"Prayers and the last rites were read which gave comfort to his family," the Pogues said in a statement.
"He is survived by his wife Victoria, his sister Siobhan and his father, Maurice, family and a large circle of friends."
After a period in the ICU, MacGowan was admitted to hospital with an unspecified illness in July and was discharged from hospital earlier in November.
He previously spent several days in intensive care last Christmas for swelling on the brain.
Born in Kent to Irish parents, MacGowan was extremely proud of his Irish roots and spent much of his childhood in his mother's family home in Co Tipperary.
He was an integral part of the punk scene in 1970s London and later formed The Pogues alongside Jem Finer and Spider Stacy.
Drawing on MacGowan's punk roots, The Pogues rose to prominence by offering a blend of punk rock and Irish trad, releasing iconic hits such as "A Rainy Night in Soho" and the Christmas classic "Fairytale of New York."
MacGowan battled with substance abuse throughout his life and was ultimately kicked out of the band in 1991 due to his drug and alcohol addiction, although the Pogues reformed in 2001.
However, the band was no longer able to tour in the 2010s due to MacGowan's deteriorating health.
He married his long-term partner Victoria Mary Clarke in 2018 and released a limited book "The Eternal Buzz and the Crock of Gold" in 2022, which featured a combination of the lyrics and drawings he had produced during his illustrious career.
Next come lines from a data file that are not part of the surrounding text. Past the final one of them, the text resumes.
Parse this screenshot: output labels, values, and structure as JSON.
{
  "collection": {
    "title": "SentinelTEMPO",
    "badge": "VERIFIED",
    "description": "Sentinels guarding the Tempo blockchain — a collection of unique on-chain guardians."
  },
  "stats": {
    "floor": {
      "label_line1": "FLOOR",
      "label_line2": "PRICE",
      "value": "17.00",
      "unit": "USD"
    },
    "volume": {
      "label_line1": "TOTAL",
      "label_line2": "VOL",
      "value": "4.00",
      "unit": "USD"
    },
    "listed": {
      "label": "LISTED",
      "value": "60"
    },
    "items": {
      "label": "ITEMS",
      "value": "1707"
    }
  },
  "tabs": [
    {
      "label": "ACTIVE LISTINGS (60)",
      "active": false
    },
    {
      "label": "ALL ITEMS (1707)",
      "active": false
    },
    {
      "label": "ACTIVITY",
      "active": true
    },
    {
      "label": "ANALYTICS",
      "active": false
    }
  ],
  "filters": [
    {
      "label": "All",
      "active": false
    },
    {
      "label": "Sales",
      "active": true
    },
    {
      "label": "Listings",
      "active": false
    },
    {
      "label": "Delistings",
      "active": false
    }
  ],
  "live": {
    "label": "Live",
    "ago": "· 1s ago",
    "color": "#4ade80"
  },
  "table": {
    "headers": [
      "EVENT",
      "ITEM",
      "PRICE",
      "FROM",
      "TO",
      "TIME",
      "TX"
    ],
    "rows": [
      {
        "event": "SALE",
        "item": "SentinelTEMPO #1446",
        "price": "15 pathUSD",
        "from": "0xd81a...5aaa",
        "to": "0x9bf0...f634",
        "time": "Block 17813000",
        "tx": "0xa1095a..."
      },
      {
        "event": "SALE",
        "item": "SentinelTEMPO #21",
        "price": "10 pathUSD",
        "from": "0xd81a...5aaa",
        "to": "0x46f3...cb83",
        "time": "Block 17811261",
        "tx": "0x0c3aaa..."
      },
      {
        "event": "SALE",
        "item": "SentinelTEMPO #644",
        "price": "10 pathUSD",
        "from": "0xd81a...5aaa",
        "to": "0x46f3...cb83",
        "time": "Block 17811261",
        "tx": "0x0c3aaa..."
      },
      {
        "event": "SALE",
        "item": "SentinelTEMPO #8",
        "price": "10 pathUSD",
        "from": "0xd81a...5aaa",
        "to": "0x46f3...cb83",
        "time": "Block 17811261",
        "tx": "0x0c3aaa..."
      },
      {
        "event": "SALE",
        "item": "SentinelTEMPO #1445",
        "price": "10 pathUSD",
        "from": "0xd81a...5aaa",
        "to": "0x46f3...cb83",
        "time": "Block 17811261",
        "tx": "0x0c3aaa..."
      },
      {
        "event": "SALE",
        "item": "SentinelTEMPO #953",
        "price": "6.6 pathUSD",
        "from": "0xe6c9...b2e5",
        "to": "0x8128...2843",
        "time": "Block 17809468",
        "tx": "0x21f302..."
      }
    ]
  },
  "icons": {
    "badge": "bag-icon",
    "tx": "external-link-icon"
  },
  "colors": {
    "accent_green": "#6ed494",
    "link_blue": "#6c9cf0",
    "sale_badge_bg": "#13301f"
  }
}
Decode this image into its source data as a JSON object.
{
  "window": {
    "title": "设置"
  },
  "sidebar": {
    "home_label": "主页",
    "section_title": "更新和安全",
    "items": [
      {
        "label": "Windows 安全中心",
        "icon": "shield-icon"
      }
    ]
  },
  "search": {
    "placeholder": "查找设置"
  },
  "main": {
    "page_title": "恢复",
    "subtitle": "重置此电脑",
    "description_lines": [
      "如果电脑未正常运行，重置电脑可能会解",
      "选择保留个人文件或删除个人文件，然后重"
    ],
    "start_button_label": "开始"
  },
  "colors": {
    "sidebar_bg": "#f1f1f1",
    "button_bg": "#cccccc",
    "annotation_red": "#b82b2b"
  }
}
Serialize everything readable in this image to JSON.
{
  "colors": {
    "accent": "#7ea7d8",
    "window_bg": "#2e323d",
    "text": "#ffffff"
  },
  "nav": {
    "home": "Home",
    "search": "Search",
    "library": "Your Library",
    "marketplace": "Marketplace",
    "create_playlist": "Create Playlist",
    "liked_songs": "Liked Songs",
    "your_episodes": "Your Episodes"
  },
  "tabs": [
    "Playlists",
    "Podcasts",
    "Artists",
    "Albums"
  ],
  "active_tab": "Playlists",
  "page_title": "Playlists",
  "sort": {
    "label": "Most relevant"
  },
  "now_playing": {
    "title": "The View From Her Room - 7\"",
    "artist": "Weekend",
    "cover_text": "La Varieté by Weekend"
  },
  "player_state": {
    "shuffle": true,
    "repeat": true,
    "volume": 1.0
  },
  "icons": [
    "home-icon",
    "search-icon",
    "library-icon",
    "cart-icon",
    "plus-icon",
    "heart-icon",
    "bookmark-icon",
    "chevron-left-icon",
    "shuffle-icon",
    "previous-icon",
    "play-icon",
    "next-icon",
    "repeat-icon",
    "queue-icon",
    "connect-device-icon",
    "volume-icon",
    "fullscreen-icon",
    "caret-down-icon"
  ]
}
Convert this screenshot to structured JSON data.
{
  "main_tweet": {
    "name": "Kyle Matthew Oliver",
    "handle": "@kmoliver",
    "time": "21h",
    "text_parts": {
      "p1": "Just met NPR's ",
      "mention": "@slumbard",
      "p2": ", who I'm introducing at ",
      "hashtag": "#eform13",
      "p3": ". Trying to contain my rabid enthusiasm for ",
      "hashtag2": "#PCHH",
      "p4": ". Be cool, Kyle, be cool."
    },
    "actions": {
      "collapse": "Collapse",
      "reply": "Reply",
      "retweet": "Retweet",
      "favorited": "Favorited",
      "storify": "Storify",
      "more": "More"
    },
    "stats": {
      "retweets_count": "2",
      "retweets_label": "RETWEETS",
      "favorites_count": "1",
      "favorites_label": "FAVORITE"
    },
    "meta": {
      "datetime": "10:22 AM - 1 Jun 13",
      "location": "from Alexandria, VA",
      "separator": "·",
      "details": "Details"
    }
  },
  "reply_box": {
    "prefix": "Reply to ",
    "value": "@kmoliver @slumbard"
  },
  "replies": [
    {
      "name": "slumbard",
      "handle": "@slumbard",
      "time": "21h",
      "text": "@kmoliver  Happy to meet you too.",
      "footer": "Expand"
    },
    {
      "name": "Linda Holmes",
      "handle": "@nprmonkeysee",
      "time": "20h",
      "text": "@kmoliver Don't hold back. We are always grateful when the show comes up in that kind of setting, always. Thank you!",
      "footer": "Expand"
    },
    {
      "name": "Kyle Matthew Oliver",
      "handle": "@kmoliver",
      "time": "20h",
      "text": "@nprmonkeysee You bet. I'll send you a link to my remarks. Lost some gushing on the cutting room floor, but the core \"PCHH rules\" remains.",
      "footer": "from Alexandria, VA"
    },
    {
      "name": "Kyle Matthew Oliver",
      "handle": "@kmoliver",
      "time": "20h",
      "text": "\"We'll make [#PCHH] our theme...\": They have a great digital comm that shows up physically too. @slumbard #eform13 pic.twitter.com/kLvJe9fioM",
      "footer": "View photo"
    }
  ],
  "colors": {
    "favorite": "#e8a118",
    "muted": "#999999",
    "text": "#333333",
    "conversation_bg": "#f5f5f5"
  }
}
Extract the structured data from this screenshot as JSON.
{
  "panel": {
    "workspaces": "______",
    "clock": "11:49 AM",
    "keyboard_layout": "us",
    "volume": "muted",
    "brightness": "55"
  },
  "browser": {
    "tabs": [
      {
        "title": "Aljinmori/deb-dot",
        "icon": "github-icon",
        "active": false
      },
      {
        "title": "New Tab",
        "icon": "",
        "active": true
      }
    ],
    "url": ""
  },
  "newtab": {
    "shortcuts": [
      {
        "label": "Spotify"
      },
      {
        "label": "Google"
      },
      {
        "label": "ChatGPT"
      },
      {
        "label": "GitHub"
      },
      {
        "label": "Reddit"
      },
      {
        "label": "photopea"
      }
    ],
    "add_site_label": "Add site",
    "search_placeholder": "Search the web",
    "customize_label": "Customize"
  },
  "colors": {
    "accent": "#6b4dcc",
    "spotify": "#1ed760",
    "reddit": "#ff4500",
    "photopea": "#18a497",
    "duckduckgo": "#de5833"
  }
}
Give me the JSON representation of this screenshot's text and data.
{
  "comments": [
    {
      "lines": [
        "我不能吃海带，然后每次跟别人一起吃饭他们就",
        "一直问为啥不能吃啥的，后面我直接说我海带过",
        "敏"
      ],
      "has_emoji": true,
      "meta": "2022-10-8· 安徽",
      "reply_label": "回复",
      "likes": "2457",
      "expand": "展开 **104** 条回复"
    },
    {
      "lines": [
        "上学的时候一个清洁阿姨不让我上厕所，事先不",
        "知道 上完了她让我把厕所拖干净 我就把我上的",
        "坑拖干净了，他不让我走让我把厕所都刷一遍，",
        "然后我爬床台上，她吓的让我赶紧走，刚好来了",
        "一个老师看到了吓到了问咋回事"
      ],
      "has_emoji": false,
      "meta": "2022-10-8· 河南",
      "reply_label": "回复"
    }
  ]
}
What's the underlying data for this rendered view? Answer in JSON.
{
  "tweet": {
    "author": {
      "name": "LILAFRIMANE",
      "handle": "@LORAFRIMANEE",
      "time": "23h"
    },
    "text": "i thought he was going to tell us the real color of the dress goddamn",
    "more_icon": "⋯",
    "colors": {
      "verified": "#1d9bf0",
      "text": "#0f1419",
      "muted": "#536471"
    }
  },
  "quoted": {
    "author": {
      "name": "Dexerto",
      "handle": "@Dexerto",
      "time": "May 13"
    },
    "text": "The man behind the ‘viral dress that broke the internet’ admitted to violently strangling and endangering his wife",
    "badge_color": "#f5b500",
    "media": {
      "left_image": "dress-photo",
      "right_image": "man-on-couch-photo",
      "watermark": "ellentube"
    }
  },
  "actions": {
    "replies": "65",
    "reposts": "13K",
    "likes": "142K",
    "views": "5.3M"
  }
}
Ireland's leading politicians paid tribute to MacGowan upon his passing on Thursday.